━━ Information ━━

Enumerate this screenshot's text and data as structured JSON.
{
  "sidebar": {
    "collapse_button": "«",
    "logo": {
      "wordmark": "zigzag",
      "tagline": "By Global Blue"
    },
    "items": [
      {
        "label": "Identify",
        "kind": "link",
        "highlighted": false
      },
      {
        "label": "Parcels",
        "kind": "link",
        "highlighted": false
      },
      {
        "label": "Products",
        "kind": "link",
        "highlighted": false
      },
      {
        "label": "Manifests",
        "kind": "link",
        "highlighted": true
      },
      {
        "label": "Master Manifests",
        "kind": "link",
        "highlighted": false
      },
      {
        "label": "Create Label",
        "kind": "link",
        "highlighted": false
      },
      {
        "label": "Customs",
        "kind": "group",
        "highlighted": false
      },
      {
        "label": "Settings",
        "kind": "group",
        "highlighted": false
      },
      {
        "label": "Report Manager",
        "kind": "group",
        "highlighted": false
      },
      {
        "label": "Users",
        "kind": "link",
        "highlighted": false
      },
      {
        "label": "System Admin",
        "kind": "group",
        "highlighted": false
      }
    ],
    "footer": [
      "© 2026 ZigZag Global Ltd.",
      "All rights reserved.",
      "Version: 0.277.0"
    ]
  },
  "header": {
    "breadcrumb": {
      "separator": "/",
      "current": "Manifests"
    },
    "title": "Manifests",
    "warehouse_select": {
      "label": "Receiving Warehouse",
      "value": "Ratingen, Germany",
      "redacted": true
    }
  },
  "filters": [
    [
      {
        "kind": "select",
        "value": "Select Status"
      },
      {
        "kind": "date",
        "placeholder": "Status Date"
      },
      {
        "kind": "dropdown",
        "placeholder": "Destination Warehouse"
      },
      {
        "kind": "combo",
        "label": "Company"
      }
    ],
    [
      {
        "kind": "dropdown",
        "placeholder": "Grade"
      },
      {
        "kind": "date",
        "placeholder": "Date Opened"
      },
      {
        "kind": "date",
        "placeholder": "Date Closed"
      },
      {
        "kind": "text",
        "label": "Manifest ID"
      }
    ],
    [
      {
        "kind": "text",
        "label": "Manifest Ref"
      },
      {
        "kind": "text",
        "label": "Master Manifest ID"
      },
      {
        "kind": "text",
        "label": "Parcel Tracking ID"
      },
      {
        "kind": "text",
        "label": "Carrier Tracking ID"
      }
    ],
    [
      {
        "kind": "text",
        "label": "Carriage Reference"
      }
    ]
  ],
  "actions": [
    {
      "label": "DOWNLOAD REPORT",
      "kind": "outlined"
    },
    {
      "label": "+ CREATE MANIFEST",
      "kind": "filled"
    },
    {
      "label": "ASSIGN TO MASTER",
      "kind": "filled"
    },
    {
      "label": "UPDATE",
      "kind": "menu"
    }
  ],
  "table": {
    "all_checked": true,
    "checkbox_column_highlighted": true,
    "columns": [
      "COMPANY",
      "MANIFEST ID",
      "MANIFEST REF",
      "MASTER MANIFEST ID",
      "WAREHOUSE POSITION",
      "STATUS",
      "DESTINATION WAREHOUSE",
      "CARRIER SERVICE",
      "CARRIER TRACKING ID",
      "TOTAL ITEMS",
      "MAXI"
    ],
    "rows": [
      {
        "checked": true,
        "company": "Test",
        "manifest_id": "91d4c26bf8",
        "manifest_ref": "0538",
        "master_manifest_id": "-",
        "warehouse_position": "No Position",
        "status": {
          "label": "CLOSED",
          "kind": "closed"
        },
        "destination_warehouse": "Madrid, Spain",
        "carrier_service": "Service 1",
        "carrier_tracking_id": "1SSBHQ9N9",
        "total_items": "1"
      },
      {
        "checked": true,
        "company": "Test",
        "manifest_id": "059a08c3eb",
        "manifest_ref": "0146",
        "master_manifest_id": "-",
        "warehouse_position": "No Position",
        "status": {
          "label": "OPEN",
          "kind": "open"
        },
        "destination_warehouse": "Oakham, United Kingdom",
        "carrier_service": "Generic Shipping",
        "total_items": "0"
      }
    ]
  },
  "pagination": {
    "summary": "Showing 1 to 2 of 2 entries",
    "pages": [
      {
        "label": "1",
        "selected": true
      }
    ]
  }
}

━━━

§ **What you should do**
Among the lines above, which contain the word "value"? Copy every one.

§ **Exercise output**
      "value": "Ratingen, Germany",
        "value": "Select Status"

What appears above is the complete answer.